Many of us work in roles where our performance cannot be represented by an objective measure that neatly sums us up, and yet many of our performance management systems demand we do just that.
A lot of what we do has a fuzzy impact, with ambiguous barely-detectable results; results that ripple over longer timelines than the yearly appraisal cycle. In some cases our impact might be negative in the short-term because we want to make a lasting change in the long-term: change curves go down before they go up.
This is especially true when learning new skills, because there are phases of incompetence you have to struggle through if you want to gain competence at something new.
Even without these complications it is difficult to judge the full range and quality of what our colleagues do. We might see them dealing with a difficult customer so skillfully that they make it look easy, so we under-value how much legwork they put in to achieve this level of performance and so we mentally tot it up as routine. Then we move on, only catching glimpses of other people because we’re busy with so much else, those glimpses being more memorable if they ping a bias (or heuristic) such as “confirmation” (it confirms what we thought anyway) or “effect” (we have an emotional response to it) – but these superficial glimpses don’t stop us jumping to subjective judgements and thinking we’re seeing the objective truth about someone’s performance.
If that so-called “performance truth” is decided by people “thinking fast” (Daniel Kahneman), and confirmed by hierarchy rather than expertise, then we’re in trouble.
To quote Ryan Holiday (from The Daily Stoic):
because our senses are often wrong, our emotions overly alarmed, our projections overly optimistic, we’re better off not rushing into conclusions about anything
And this doesn’t change when you get promoted.
To quote John Dickson Carr (from The Emperor’s Snuff-Box):
‘Oh, no,’ said Toby, shaking his head like one who has ineffable knowledge above the gods …
I know a few Toby-leaders who confuse their seniority for an ability to directly perceive objective reality, believing they alone can see what’s true and what’s not. Senior leaders may have the skills and experience to make better decisions once they have the information in front of them (maybe, and if they do, it’s not because of rank!), but unless they’ve made a conscious effort to improve their “thinking slow” skills (Kahneman again), they’re just as susceptible to bias and wonky assumptions as everyone else.
This point is crucial.

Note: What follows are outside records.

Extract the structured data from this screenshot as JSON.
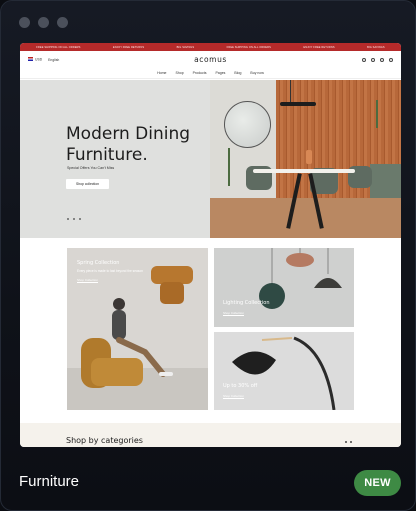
{
  "card": {
    "title": "Furniture",
    "badge": "NEW",
    "accent": "#3e8a44"
  },
  "site": {
    "logo": "acomus",
    "promo": [
      "FREE SHIPPING ON ALL ORDERS",
      "ENJOY FREE RETURNS",
      "BIG SAVINGS",
      "FREE SHIPPING ON ALL ORDERS",
      "ENJOY FREE RETURNS",
      "BIG SAVINGS"
    ],
    "currency": "USD",
    "language": "English",
    "nav": [
      "Home",
      "Shop",
      "Products",
      "Pages",
      "Blog",
      "Buy now"
    ],
    "hero": {
      "title_line1": "Modern Dining",
      "title_line2": "Furniture.",
      "subtitle": "Special Offers You Can't Miss",
      "button": "Shop collection"
    },
    "tiles": [
      {
        "caption": "Spring Collection",
        "desc": "Every piece is made to last beyond the season",
        "link": "Shop Collection"
      },
      {
        "caption": "Lighting Collection",
        "link": "Shop Collection"
      },
      {
        "caption": "Up to 30% off",
        "link": "Shop Collection"
      }
    ],
    "shop_by": "Shop by categories"
  }
}
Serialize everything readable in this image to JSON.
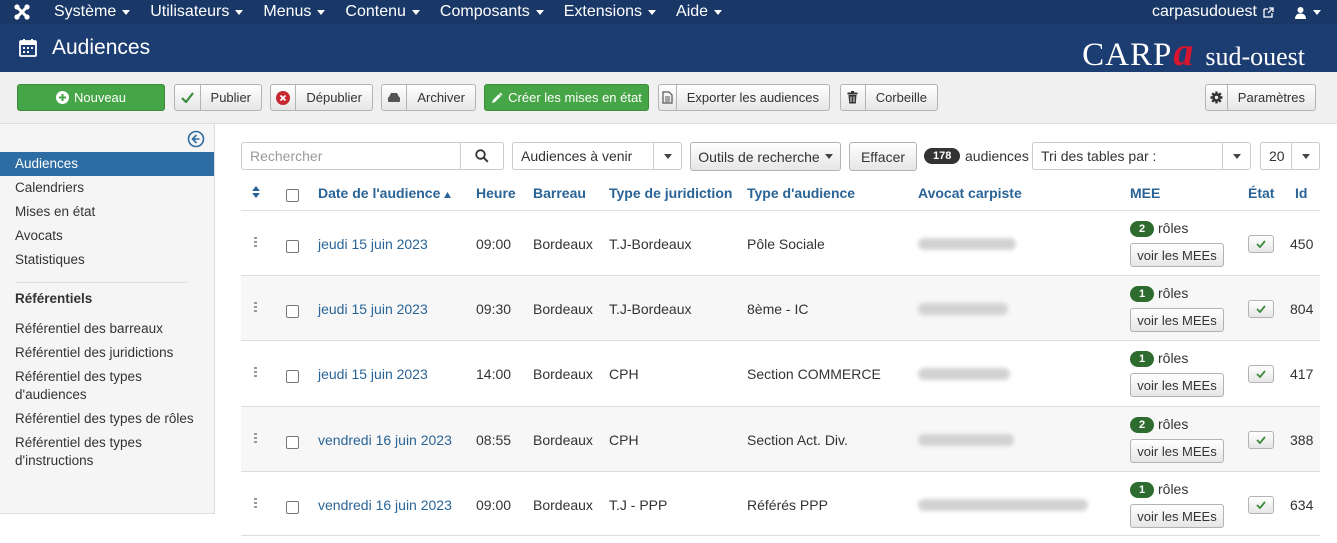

We are all limited by our biases and ability to process sensory data, we are all susceptible to believing our own perceptions are better than everyone else’s and being over-confident in our ability to perceive reality … therefore we all need to be humble enough to admit that our perception and instincts are biased and incomplete, yet confident enough to build on them by thinking slowly and deeply to get to a better level of understanding.
This is not to ignore instinct entirely (what Kahneman calls “system one thinking” or “thinking fast”) but let’s demystify it: it’s not magical, it’s not the divine spirit speaking to you, it’s your brain reading the signs and jumping to risk-averse conclusions based on innate instincts and life experience.
This is helpful at a survival level. If you’re mucking about on the Savanna and you spot a lion, it’s best to assume the worst and get out of the way. You may be missing out on the chance to pet a friendly lion, but it’s much more likely you’re saving your skin. Unfortunately the same life-saving mechanisms can mean that you will be likely to assume similarly negative intentions if you spot an unknown person that doesn’t appear to think the same way you do. Your amygdala might just as quickly flip you into fight or flight before you even know what’s going on. Again this makes sense if you’re trying to survive on the Savanna where these behaviours evolved, but they work less well in the office.
But they’re not entirely wrong, and instincts in a context where we have a lot of experience are very useful. Driving a car is an example Kahneman uses a lot, and your instincts to brake before you even see the danger is a great example of system 1 doing its job very well. Instinct is not just a load of biasy background noise, it is information, but it’s incomplete error-strewn information and should be treated as such.
The problem I’m talking about here is how we overuse it when judging the performance of others in the workplace.
How is performance-truth decided in your organisation?
Is it through fast (“System 1”) thinking by seniors who just know who’s rocking and who’s rubbish?
Do they jump to conclusion based on proxies like good communication skills, or irrelevant measures like charm? Do they really examine the quality of thinking of the your intervention, or is everything welcomed with a nod but not really engaged with? Is there a bias to get things done today – by COP* – or is there a sensible discussion about where the balance between “quick” and “good” sits for each task? Are you judged by your internal “visibility” rather than your impact on customers? Are you judged on short-term deliverables within the appraisal cycle that fit the SMART objective acronym, or is there a deeper systems-thinking approach that understands more subtle work?
If it is true that you get what you measure, and that recognition is a key part of motivation, then having highly-skilled humble “slow thinkers” who can understand systems and think long-term is essential to building a high-performing highly-motivated team.
Some references and notes
Link to a useful article on Kahneman and Twersky’s research on heuristics: Why Do We Take Mental Shortucts: Heuristics Explained on The Decision Lab website
* COP, usually pronounced “cop” is a cricketing term (“close of play”) and is used in many British workplaces instead of the more usual COB (“close of business”).